- a programming course

Algorithms - Lecture 1

- You want to become a computer scientist
- Then you should know that:
at the heart of every programming task is the

- selection,
- adaptation,
- discovery
of algorithms.

All these need a good

understanding of

algorithms

Algorithms - Lecture 1

A computer scientist must be prepared for tasks like:

” … This is the problem. Solve it ...”

In such a situation it does not suffice to know

how to code a given algorithm

You must be able to find an adequate algorithm or even

develop a new one to solve the problem

Algorithms - Lecture 1

The future belongs to the computer scientists who have:

- Content: An up to date grasp of fundamental problems and solutions
- Method: Principles and techniques to solve the vast array of unfamiliar problems that arise in a rapidly changing field
[Jeff Edmonds, York University, Canada]

Algorithms - Lecture 1

Fourteen lectures on:

1. Introduction to algorithmic problem solving

2. Description of the algorithms

3. Verification of algorithm correctness

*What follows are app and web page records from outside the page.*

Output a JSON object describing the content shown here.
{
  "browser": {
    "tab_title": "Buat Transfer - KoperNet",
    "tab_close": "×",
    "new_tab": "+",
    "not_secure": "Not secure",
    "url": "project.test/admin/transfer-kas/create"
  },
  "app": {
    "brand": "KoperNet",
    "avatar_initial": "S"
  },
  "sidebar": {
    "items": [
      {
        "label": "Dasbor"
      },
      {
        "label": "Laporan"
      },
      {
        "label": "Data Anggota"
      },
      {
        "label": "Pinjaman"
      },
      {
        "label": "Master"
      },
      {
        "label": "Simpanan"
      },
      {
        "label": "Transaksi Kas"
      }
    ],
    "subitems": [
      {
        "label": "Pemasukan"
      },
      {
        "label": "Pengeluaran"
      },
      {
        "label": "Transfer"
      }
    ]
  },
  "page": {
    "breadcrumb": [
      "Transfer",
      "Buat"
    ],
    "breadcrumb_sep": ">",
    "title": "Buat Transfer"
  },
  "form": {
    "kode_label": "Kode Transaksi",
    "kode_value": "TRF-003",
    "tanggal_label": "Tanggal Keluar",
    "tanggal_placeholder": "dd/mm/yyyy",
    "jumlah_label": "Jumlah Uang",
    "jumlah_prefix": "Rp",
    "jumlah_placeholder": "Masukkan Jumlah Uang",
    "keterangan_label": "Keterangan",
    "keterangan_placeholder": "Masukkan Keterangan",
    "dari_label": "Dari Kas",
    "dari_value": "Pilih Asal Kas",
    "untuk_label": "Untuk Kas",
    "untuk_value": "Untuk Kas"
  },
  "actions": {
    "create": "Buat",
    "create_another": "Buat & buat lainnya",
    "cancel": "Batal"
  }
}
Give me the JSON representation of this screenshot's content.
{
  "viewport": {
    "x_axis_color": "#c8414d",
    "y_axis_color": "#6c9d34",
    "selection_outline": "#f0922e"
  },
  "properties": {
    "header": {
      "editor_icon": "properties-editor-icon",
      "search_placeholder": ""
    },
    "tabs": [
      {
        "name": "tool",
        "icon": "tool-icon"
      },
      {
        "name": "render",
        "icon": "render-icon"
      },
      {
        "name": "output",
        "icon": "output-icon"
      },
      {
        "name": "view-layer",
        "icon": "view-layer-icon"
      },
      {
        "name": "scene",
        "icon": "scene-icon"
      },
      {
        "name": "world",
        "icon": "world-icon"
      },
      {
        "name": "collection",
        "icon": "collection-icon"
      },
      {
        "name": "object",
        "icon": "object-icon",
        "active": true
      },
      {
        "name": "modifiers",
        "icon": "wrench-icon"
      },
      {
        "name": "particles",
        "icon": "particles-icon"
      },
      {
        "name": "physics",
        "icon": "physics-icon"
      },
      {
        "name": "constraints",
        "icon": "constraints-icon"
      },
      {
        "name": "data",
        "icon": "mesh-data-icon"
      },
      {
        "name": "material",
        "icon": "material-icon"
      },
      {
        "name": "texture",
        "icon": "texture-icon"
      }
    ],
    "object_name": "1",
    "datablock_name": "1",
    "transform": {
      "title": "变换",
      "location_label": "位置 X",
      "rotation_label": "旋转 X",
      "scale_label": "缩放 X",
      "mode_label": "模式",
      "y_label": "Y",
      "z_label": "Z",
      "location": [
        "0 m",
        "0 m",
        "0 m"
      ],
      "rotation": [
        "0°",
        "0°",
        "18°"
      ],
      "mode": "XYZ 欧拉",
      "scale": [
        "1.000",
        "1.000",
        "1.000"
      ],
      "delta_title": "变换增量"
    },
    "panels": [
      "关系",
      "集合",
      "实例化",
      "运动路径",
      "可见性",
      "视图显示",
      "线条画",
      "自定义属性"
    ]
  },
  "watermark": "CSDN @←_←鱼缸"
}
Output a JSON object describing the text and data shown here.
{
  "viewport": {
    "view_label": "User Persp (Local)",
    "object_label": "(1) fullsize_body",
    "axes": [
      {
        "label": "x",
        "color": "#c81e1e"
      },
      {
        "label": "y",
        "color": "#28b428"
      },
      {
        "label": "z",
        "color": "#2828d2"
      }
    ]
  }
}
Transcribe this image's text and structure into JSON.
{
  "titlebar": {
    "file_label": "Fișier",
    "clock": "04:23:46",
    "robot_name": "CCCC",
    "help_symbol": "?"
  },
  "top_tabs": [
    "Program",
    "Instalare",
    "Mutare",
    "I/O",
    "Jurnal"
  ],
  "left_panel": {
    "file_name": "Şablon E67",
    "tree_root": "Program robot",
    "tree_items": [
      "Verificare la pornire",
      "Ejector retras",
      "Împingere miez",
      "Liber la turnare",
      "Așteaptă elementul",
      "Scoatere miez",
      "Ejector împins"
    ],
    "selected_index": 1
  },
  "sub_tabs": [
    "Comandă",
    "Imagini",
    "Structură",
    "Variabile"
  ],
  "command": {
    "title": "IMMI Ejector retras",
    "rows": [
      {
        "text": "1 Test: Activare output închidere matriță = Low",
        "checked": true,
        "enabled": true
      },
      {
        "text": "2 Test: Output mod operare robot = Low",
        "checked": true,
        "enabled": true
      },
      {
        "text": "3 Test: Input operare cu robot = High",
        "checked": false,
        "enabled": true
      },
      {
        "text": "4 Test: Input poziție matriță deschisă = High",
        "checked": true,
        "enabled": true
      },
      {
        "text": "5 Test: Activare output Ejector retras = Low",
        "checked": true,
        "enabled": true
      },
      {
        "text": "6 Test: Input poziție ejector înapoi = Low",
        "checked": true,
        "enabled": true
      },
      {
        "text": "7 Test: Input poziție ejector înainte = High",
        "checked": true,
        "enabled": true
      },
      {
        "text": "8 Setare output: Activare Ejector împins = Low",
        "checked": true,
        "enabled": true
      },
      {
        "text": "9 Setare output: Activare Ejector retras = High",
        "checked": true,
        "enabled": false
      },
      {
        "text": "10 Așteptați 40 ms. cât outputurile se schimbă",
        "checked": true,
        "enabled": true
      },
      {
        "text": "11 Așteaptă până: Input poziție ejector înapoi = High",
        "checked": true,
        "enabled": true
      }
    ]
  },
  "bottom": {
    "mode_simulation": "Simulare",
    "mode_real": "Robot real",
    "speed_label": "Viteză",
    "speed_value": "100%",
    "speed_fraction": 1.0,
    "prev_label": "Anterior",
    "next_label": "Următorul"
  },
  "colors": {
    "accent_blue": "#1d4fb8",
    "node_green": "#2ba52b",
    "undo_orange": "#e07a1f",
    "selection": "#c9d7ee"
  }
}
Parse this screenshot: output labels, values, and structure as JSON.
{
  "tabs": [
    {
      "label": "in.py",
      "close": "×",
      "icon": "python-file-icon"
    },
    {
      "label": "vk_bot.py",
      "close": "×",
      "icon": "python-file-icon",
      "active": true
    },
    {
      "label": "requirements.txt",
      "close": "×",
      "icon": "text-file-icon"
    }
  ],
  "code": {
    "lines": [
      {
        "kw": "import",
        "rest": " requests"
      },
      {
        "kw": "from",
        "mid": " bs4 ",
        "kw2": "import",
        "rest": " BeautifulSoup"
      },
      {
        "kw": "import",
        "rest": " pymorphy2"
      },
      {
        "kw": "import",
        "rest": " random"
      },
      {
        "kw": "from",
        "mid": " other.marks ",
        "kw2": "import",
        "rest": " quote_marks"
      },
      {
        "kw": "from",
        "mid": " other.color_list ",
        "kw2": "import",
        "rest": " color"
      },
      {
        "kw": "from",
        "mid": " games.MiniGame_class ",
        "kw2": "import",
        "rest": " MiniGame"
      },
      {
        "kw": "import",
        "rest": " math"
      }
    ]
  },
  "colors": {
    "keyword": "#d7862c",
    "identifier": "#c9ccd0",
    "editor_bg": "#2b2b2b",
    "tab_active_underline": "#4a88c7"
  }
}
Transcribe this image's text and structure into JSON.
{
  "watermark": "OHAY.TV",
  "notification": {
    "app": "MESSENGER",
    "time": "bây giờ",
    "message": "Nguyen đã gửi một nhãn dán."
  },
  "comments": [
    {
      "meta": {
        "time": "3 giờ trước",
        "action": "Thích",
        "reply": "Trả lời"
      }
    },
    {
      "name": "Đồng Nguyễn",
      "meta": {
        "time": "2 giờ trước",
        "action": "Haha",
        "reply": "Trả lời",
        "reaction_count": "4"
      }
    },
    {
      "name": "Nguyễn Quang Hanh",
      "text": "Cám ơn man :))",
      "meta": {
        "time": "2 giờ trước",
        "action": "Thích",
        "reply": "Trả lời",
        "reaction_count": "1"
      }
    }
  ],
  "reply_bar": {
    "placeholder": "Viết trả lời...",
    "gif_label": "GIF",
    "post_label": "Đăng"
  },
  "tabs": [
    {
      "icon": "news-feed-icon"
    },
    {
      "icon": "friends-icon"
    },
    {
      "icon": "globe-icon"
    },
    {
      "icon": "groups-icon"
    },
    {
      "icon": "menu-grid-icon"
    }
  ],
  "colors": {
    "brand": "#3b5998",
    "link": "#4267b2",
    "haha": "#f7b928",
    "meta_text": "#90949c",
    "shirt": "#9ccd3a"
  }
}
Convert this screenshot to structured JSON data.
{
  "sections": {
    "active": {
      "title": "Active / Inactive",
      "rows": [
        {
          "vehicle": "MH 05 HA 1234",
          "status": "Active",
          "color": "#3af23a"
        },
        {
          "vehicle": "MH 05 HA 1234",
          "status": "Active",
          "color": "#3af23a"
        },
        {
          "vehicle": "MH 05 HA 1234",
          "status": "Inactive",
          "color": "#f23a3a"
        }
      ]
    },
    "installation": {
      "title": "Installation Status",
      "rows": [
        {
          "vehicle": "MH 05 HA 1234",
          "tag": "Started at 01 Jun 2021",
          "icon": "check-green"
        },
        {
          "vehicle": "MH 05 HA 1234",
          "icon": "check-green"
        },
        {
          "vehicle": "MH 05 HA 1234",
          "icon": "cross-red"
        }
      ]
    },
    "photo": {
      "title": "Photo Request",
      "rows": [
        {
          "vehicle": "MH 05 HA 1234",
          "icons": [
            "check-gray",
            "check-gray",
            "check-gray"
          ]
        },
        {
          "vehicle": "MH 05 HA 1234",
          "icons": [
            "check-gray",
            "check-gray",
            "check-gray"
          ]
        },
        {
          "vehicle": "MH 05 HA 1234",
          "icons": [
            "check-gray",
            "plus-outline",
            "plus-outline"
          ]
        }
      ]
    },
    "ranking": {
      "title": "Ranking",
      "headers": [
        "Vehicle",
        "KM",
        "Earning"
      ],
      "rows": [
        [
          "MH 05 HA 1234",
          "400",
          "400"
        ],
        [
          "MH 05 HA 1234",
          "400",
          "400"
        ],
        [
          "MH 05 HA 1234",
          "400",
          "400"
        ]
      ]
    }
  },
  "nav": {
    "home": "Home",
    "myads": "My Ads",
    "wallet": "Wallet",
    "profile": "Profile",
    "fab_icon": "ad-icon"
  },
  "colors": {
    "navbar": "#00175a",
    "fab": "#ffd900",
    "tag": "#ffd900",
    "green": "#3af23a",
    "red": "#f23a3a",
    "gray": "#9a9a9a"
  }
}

4. Analysis of algorithm efficiency

5. Sorting and searching

6. Basic techniques in algorithm design:

a) divide and conquer, decrease and conquer

b) greedy

c) dynamic programming

d) backtracking, branch and bound

Algorithms - Lecture 1

Web page: http://www.info.uvt.ro/~dzaharie

Algorithmics - english

There you will find some downloadable materials:

- lectures files (PDF)

- lecture slides (PPT or PDF)

- exercises for seminar/lab (PDF)

If you find typos or other errors please let me know !

Algorithms - Lecture 1

The course materials are based mainly on:

- T.H. Cormen, C.E. Leiserson, R.R. Rivest - Introduction to algorithms, MIT Press 1990
2. R. Johnsonbaugh, M. Schaefer - Algorithms, Pearson Education, 2004

3. A. Levitin - The design & analysis of the algorithms, 2003

and course slides of

Jeff Edmonds (York University, Canada),

David Luebke (Virginia University, USA),

Steven Rudich (Carnegie Mellon University, USA) ...

Algorithms - Lecture 1

The final grade is between 1 and 10 and is based on:

Midterm written test - 20%

(during the 4th seminar)

Practical tests – 20%

(during the 3th and 5th lab)

Homework & seminar/lab activity - 20%

Final written and practical exam - 40%

(during the winter exam session)

Algorithms - Lecture 1

- The homework should be finalized by the next seminar/lab; late homework is penalized with 0.2 points/week
- At most 2 absences from seminar/lab are accepted
- Collaboration is permitted on a conceptual level only; you can discuss with your colleagues, but written solutions must always be the result of an individual effort.Plagiarism of homework or written test is punished by not considering that homework/ test contribution to the final grade or even worse ...

Algorithms - Lecture 1